And so I rejoice when I learn that someone has made a life-changing or career-changing decision, even if I think that the decision might work against me. For example, if a co-worker quits, it might mean more work for me, or it might mean that I will need to help find and train a replacement. But it also might be good for me in the long run. The replacement might be someone that I can like or learn from. Upon losing an employee, our supervisors might realize that they either need to change their ways or lose more good employees. Or I might finally decide that I need to quit in order to find a better job. But how the change benefits me is unpredictable and not important. The important thing is that someone has acted to benefit his or her own life, and that action can only serve as an inspiration or model for others and only increase the prosperity of peace in the world.

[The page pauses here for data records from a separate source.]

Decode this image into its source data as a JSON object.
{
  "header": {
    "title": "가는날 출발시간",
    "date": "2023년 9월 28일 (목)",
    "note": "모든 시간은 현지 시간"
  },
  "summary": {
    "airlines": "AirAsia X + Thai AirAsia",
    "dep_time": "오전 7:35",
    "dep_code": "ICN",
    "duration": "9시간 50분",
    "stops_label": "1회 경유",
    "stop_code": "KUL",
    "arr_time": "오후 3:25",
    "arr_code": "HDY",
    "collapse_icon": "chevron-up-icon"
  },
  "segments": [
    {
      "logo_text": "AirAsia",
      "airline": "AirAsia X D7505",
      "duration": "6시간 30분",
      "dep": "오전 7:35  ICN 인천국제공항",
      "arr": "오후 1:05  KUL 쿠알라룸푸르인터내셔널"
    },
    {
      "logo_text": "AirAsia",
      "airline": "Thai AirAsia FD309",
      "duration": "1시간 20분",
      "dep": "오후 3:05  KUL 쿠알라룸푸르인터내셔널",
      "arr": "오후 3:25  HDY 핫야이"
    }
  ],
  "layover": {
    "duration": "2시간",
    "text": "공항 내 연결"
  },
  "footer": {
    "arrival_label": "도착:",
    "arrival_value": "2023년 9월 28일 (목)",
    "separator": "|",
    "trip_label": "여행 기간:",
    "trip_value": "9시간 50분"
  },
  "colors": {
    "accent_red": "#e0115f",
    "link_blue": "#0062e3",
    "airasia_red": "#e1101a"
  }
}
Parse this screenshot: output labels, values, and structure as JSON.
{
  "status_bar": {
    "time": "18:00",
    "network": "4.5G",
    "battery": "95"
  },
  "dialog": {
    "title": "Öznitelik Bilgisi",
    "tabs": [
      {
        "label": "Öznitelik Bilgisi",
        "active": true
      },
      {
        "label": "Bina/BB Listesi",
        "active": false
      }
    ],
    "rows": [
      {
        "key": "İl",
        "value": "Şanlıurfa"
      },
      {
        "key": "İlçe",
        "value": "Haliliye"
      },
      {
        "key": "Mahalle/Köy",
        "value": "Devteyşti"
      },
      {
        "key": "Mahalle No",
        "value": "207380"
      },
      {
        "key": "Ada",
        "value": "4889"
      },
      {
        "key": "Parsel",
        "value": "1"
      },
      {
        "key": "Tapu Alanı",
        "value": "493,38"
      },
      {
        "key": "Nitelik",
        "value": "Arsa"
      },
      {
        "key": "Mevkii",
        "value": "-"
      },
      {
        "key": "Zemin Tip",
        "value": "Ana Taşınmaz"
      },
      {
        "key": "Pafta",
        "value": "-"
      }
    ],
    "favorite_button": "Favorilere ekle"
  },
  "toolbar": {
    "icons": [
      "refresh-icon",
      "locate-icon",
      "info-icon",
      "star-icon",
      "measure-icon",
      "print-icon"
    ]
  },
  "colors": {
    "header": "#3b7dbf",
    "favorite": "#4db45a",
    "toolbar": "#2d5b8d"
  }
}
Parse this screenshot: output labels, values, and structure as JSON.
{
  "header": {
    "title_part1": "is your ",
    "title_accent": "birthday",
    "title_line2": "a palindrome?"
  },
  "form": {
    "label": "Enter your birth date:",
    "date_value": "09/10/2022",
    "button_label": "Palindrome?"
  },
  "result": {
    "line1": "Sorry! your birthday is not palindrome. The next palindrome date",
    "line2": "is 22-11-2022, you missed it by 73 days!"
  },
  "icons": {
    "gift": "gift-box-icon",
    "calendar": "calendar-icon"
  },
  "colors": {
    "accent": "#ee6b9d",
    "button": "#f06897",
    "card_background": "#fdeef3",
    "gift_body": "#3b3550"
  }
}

And so I embrace those who have the courage to act to change their lives. I don't know how their decisions will help me, but I am sure they they will, if for no other reason that there will be happier people in the world.

Saturday, March 10, 2007

Reaping What We Sow

In one of my previous posts about violence as public policy (i.e., "Guantanamo"), I quoted the Biblical admonition that "you reap whatever you sow." (See also, "The Wide Gate of Torture.") Well, it looks like at least part of the harvest is starting to come in.

The New York Times has reported that, after more than a decade of declining crime rates, many areas of the country have been experiencing double-digit increases in violent crime over the last two years. ("Violent Crime in Cities Shows Sharp Surge," 3/9/2007.) Theft and other crimes against property continue to go down, and the biggest increase in violent crime is in aggravated assaults with guns (i.e. shootings).

The article talks about a lot of different possible causes, including economics, a rise in the abuse of methamphetimine, and declining federal aid to local law enforcement, but most of the law enforcement officials who were interviewed talked about it as a social problem. There are simply more people willing to use guns to settle disputes or avenge perceived wrongs.

The leadership of a country influences the thinking of the country, so let's look at where the Bush administration has been leading us.

One of the most important policy formulations of the Bush administration is the "Bush Doctrine" that was first announced by President George W. Bush in a commencement address to the U.S. Military Academy at West Point on June 1, 2002, and is laid out in more detail in the "National Security Strategy of the United States" issued by the National Security Council on September 20, 2002. The essence of the Bush Doctrine is that the United States intends to maintain overwhelming military strength and will use that military strength unilaterally and preemptively against any people or country who might pose a threat to us. This policy has been described as "muscular," but it could also be described as "macho," "violent," and "paranoid."

So then we invaded Iraq without the approval of the United Nations in order to protect ourselves from weapons of mass destruction that might exist but don't, as it turns out. And, in addressing a question about the dangers of attacks against U.S. troops in Iraq, President Bush responds with "bring 'em on." (7/2/2003)

The administration also has policies of seizing people it thinks might be a threat (e.g., "extraordinary rendition") and holding them indefinitely (e.g., Guantanamo) while subjecting them to "tough questioning" (i.e., physical and mental stress, threats, and abuse) without the authority of any law and without any judicial review.

And Republican leaders regularly mock those who want to cut back on our use of violence as wanting to "cut and run," implying cowardice.

So, within a few years, people on the streets begin to think (and act) as though the same rules (or lack of rules) apply to them, using deadly preemptive violence to respond to perceived threats, and never backing down from a fight.

We're reaping what the President has sown, and it is still just the beginning.